New Treatment for AFib Makes a Difference
As a single mother raising six children, Deborah Adelung figured her on-and-off rapid heartbeat was due to stress and the fast pace at which she moved to keep on top of her kids and her housekeeping job in a senior living community. “When I would lie down, I could hear my heart pounding in my ears and feel it in my ribcage,” she says. “I started to be severely out of breath and tired all the time but I just figured that was because I was working so hard.”
But several years later, after she was hospitalized with a serious case of bronchitis, doctors discovered that the real cause of her rapid heartbeat was atrial fibrillation (AFib), a common heart rhythm disorder that causes the two chambers of the heart to beat out of sync.
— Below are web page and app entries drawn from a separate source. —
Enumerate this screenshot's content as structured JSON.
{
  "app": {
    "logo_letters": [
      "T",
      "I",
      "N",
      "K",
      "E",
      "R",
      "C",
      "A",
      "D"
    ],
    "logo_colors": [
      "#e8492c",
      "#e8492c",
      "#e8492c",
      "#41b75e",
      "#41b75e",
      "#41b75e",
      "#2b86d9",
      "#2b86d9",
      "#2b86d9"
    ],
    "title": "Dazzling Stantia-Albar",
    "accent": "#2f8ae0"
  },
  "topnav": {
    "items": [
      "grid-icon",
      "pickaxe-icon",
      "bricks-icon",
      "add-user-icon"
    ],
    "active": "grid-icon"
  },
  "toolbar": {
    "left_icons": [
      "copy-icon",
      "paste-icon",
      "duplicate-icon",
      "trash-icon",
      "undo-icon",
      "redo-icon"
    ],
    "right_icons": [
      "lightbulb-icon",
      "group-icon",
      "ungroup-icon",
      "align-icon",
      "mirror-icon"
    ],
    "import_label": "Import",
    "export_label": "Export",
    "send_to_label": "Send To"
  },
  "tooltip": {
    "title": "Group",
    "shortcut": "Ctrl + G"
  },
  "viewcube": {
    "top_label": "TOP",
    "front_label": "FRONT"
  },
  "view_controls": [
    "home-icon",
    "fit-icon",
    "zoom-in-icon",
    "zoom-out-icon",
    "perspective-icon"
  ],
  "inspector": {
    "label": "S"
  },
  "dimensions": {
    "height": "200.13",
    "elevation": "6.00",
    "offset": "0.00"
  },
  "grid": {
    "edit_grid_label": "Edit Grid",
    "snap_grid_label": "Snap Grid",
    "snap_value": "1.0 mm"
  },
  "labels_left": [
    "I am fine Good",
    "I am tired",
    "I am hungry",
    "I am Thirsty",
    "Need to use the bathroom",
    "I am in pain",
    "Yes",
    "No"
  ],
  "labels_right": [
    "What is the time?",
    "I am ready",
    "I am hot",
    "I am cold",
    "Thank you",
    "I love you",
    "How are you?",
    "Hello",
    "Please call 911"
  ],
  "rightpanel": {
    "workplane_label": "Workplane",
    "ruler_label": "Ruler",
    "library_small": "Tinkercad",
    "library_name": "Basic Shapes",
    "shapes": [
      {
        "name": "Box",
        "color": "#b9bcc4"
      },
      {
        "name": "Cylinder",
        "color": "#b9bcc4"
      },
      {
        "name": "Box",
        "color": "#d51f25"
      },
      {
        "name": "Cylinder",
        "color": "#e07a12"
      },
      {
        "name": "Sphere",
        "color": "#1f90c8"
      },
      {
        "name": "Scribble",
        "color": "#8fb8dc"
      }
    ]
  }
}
She was referred to Dr. Glenn Meininger, an electophysiologist at MedStar Heart & Vascular Institute at MedStar Union Memorial Hospital. Electrophysiology is a branch of cardiology that specializes in the electrical activities of the heart resulting in irregular heartbeats.
Dr. Meininger tried several different medications and repeated attempts at electrical cardioversion to treat her and restore a normal heart rhythm and rate. Unfortunately, those treatments were not effective for her persistent atrial fibrillation so he recommended that she undergo a new, minimally invasive procedure known as Hybrid Maze.
“MedStar Heart & Vascular Institute is the first in the area to offer a new hybrid ablation procedure that provides more extensive rhythm management for those patients where traditional medication or ablation strategies aren’t successful,” Dr. Meininger explains. ”By focusing on broader areas of the heart that trigger atrial fibrillation, the results can be a more effective treatment in even the most complicated difficult cases.”
How Does Hybrid Maze Work?
Dr. Meininger and MedStar Union Memorial cardiac surgeon Dipin Gupta, MD, performed the minimally invasive, two-stage procedure on Adelung. First, Dr. Gupta used three very small incisions in the abdomen to reach the heart and make scar lines using radiofrequency energy from the outside of the heart around the pulmonary veins. These lines disrupt the irregular electrical impulses in the heart that cause atrial fibrillation.
In the second phase of treatment, which was performed a month later, Dr. Meininger used a catheter inserted through the groin to perform endocardial cryoablation on the inside of the heart. This freezes scars into the heart tissue in the areas where there are no surgical scars on the outside of the heart from the first procedure, which increases the ability to block irregular electrical impulses.
There are several patient benefits to this minimally invasive procedure:
- Patients are only in the hospital for two to three days
- The procedure is performed on a beating heart so no heart-lung machine is needed
- Recovery is quicker and less painful than the open surgical version of this treatment.
“This is a very powerful treatment with a much higher success rate for people with persistent atrial fibrillation,” explains Dr. Gupta. “It allows us to restore normal rhythm and limit the symptoms and serious risks that can be caused by atrial fibrillation, including stroke and heart failure.”
“After the procedure, I felt really good,” Adelung says. “I was able to do more without getting tired or out of breath. Before I couldn’t even play with my grandchildren but now I can chase them around. I’m so thankful to Dr. Meininger and Dr. Gupta. My quality of life is back!”